Neither Nichols nor Fortier were in junction City, Kansas, home of the Dreamland.
The next morning the train arrives at Catalina, the junction for Taltal and now enters the nitrate country.
He might have been examining some plan for the junction of two railroads.
Next station is junction—change cars for all stops on the Rahway River branch!
We had reached, an hour late, the junction at which we had to change.
Near the junction of "C" and "A" Companies' sectors, two tunnels were driven in the direction of the enemy's lines.
The town occupies a tongue of land at the junction of the Moselle with the Rhine.
The country long known as Griqualand is situated beyond the Orange river, and around its junction with the Vaal.
I fear Maurepas is effecting a junction, not with us, but with some one else.
The young federal agent purchased his ticket for Atalissa and the agent cautioned him about the change at the junction.
1711, "act of joining," from Latin iunctionem (nominative iunctio), noun of action from past participle stem of iungere "to join together" (see jugular). Meaning "place where things meet" first attested 1836, American English, originally in reference to railroad tracks.
junction junc·tion (jŭngk'shən)
The act or process of joining or the condition of being joined.
A place where two things join or meet, especially a place where two things come together and one terminates.

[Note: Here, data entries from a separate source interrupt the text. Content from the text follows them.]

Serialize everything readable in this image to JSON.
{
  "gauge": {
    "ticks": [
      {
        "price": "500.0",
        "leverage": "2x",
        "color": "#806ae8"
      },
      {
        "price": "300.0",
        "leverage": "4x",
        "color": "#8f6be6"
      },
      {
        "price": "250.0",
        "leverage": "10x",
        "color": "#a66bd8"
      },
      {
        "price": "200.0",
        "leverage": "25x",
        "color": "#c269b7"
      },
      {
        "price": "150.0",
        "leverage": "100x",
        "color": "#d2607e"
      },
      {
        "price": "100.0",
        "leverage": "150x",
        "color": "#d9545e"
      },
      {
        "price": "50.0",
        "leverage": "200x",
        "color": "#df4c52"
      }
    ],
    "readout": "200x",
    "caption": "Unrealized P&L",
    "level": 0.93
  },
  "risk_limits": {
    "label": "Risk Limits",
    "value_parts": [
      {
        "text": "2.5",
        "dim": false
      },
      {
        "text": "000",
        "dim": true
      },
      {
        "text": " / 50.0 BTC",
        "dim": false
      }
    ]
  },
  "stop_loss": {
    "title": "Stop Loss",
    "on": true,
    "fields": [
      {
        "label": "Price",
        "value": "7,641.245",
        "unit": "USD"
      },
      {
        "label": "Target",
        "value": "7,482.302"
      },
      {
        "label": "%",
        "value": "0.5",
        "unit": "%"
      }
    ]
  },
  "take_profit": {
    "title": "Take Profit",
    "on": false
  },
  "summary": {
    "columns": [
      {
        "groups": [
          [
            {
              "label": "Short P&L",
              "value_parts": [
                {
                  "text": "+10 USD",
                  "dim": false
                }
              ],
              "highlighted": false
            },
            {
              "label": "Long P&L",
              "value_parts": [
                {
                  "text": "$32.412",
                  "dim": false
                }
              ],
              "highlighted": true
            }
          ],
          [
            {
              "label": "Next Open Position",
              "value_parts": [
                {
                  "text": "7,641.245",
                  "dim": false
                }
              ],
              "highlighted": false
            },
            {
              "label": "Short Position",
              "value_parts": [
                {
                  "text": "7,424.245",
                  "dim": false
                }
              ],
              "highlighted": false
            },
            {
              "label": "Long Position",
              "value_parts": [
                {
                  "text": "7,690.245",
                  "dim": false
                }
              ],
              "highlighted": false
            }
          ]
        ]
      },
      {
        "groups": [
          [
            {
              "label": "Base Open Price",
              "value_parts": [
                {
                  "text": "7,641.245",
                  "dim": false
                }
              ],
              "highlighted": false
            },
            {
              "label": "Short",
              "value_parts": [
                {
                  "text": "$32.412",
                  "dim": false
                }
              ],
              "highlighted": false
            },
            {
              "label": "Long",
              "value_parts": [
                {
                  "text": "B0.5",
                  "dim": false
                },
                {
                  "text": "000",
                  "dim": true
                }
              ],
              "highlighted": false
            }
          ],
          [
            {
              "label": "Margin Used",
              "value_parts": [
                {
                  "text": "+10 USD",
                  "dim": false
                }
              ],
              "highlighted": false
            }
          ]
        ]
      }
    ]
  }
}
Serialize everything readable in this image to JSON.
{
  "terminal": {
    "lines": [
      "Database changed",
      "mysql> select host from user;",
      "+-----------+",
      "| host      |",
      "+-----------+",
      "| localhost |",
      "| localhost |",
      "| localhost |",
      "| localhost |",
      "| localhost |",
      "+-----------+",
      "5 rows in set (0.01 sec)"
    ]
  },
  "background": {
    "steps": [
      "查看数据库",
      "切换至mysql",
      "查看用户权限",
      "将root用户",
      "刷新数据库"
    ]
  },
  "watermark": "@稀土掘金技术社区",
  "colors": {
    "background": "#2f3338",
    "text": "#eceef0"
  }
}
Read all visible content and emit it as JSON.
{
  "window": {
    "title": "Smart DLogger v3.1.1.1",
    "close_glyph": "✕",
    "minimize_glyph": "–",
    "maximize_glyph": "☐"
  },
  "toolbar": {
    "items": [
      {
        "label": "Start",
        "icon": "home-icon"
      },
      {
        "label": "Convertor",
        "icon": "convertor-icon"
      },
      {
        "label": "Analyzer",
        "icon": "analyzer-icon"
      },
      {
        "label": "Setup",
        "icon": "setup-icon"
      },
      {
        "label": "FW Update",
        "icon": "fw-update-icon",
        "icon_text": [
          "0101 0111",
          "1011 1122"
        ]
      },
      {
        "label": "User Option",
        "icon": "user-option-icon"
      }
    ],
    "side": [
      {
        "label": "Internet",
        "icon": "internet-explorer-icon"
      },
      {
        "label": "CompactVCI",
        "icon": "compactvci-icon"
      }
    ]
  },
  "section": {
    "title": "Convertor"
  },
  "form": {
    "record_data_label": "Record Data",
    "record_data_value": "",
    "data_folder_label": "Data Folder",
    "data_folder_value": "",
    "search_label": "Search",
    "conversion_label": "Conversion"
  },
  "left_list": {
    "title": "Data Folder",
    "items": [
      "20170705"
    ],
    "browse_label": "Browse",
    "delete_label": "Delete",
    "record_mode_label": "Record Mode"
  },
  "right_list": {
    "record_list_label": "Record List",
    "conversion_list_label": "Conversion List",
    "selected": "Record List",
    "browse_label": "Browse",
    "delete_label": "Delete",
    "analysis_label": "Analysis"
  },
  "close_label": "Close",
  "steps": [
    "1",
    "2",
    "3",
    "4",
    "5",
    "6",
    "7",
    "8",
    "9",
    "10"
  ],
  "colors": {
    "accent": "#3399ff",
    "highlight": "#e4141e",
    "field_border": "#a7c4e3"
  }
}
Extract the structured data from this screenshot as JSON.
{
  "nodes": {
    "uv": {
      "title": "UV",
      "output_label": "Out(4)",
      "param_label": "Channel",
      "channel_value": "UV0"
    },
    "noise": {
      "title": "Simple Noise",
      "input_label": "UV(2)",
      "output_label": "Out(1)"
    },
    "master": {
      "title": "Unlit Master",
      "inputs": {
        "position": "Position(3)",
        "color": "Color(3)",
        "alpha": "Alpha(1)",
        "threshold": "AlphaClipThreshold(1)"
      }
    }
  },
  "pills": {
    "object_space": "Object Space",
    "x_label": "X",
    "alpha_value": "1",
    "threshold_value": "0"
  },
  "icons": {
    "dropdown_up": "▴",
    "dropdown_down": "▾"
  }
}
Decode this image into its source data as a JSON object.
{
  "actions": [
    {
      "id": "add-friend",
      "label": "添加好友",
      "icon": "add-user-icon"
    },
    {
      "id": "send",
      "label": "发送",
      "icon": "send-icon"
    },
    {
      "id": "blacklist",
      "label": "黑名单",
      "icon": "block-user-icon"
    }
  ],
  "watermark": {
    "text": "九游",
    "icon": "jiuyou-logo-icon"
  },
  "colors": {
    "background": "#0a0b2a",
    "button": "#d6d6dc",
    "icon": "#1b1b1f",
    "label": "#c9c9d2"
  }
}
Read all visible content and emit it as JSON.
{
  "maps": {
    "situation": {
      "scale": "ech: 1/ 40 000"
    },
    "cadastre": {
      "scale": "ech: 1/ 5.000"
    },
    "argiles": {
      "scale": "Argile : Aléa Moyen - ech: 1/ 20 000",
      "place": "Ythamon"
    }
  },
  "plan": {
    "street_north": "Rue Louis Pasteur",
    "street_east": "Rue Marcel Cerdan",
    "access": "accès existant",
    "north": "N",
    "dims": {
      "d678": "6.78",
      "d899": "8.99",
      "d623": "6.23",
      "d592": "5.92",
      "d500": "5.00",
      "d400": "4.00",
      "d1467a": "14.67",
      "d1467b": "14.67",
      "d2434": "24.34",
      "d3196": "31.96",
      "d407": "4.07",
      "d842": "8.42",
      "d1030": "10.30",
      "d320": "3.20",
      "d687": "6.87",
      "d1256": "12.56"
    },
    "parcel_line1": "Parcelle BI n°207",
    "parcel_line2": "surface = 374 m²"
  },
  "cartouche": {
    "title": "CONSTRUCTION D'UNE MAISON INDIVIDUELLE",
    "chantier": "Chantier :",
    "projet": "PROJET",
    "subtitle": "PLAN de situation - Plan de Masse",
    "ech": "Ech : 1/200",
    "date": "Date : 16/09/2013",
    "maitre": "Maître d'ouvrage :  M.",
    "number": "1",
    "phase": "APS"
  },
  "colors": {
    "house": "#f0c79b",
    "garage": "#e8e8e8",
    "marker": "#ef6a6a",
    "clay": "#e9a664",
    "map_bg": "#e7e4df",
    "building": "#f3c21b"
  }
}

A transition layer or boundary between two different materials or between physically different regions in a single material.